[Exercise data — start]
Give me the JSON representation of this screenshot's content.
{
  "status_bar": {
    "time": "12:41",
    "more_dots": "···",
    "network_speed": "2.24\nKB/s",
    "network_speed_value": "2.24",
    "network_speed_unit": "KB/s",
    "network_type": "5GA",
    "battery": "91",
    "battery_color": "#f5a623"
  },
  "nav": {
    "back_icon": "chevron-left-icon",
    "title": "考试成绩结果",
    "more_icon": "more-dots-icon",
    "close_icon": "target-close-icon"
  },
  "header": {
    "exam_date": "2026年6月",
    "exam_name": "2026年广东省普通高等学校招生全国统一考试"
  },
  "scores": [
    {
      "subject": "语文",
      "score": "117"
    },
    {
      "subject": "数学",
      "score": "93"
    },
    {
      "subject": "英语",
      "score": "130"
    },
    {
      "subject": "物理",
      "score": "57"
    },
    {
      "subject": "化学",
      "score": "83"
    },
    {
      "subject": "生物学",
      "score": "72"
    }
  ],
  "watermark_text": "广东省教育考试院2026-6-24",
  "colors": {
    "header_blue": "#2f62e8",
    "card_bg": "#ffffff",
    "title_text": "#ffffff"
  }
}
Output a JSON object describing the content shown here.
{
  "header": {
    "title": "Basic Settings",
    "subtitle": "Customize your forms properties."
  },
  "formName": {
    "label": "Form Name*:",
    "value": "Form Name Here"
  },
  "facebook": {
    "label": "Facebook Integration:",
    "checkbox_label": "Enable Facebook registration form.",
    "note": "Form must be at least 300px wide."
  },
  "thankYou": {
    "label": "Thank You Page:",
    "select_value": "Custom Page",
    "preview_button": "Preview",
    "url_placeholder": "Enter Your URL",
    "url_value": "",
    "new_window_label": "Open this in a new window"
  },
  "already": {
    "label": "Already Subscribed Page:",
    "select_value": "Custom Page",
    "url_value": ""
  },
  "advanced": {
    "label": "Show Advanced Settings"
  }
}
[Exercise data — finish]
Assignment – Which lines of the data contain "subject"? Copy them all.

Answer –
      "subject": "语文",
      "subject": "数学",
      "subject": "英语",
      "subject": "物理",
      "subject": "化学",
      "subject": "生物学",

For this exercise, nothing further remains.